Mechanisms of Development vol:102 issue:1-2 pages:33-44

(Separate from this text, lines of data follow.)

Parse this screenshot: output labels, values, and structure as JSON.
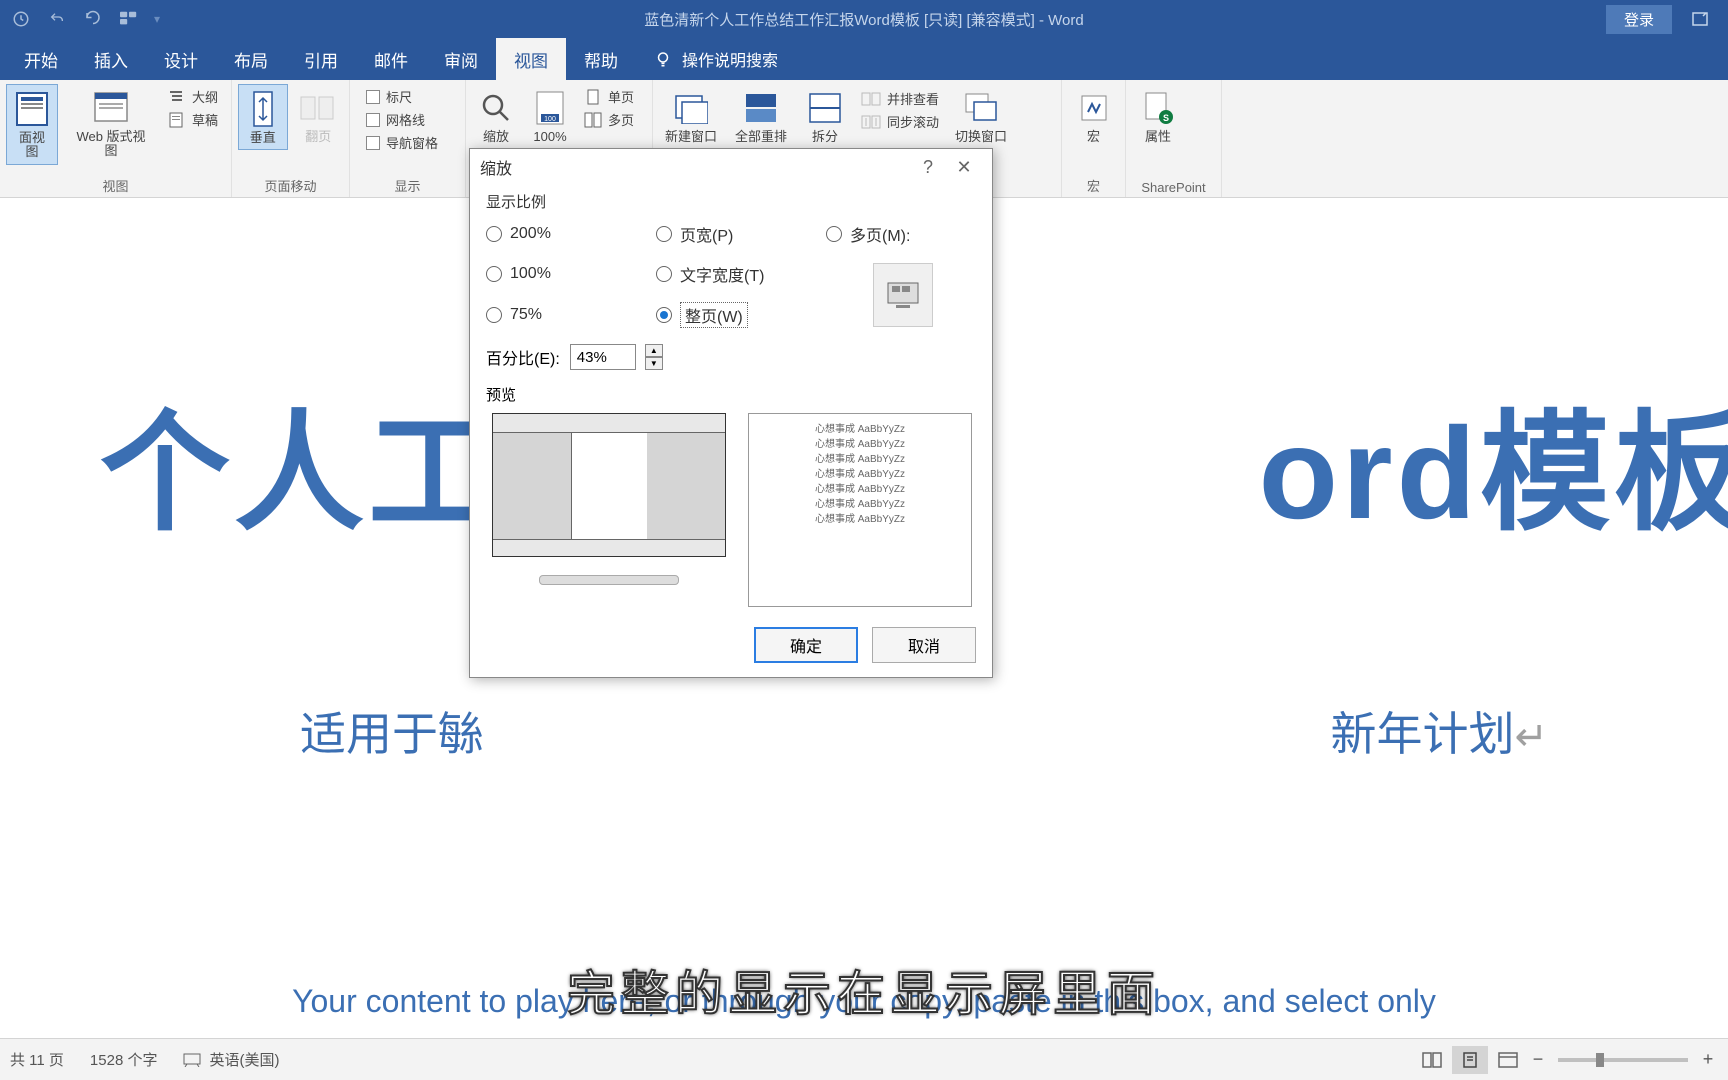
{
  "title_bar": {
    "document_title": "蓝色清新个人工作总结工作汇报Word模板 [只读] [兼容模式] - Word",
    "login": "登录"
  },
  "ribbon_tabs": {
    "start": "开始",
    "insert": "插入",
    "design": "设计",
    "layout": "布局",
    "references": "引用",
    "mail": "邮件",
    "review": "审阅",
    "view": "视图",
    "help": "帮助",
    "tell_me": "操作说明搜索"
  },
  "ribbon": {
    "views_group": {
      "page_view": "面视图",
      "web_view": "Web 版式视图",
      "outline": "大纲",
      "draft": "草稿",
      "label": "视图"
    },
    "page_move_group": {
      "vertical": "垂直",
      "flip": "翻页",
      "label": "页面移动"
    },
    "show_group": {
      "ruler": "标尺",
      "gridlines": "网格线",
      "nav_pane": "导航窗格",
      "label": "显示"
    },
    "zoom_group": {
      "zoom": "缩放",
      "hundred": "100%",
      "one_page": "单页",
      "multi_page": "多页"
    },
    "window_group": {
      "new_window": "新建窗口",
      "arrange_all": "全部重排",
      "split": "拆分",
      "side_by_side": "并排查看",
      "sync_scroll": "同步滚动",
      "switch_window": "切换窗口"
    },
    "macros_group": {
      "macros": "宏",
      "label": "宏"
    },
    "sharepoint_group": {
      "properties": "属性",
      "label": "SharePoint"
    }
  },
  "document": {
    "title_left": "个人工",
    "title_right": "ord模板",
    "subtitle_left": "适用于䋣",
    "subtitle_right": "新年计划",
    "content_text": "Your content to play here, or through your copy, paste in this box, and select only"
  },
  "dialog": {
    "title": "缩放",
    "section_ratio": "显示比例",
    "radio_200": "200%",
    "radio_100": "100%",
    "radio_75": "75%",
    "radio_page_width": "页宽(P)",
    "radio_text_width": "文字宽度(T)",
    "radio_whole_page": "整页(W)",
    "radio_many_pages": "多页(M):",
    "percent_label": "百分比(E):",
    "percent_value": "43%",
    "preview_label": "预览",
    "preview_text_line": "心想事成 AaBbYyZz",
    "ok": "确定",
    "cancel": "取消"
  },
  "status_bar": {
    "pages": "共 11 页",
    "words": "1528 个字",
    "language": "英语(美国)"
  },
  "caption": "完整的显示在显示屏里面"
}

In a phenotypic screen in mice using a gene trap approach in embryonic stem cells, we have identified a recessive loss-of-function mutation in the mgcRacGAP gene. Maternal protein is present in the oocyte, and mgcRacGAP gene transcription starts at the four-cell stage and persists throughout mouse pre-implantation development. Total mgcRacGAP deficiency results in pre-implantation lethality. Such E3.5 embryos display a dramatic reduction in cell number, but undergo compaction and form a blastocoel. At E3.0-3.5, binucleated blastomeres in which the nuclei are partially interconnected are frequently observed, suggesting that mgcRacGAP is required for normal mitosis and cytokinesis in the pre-implantation embryo. All homozygous mutant blastocysts fail to grow out on fibronectin-coated substrates, but a fraction of them can still induce decidual swelling in vivo. The mgcRacGAP mRNA expression pattern in post-implantation embryos and adult mouse brain suggests a role in neuronal cells. Our results indicate that mgcRacGAP is essential for the earliest stages of mouse embryogenesis, and add evidence that CYK-4-like proteins also play a role in microtubule-dependent steps in the cytokinesis of vertebrate cells. In addition, the severe phenotype of null embryos indicates that mgcRacGAP is functionally non-redundant and cannot be substituted by other GAPs during early cleavage of the mammalian embryo.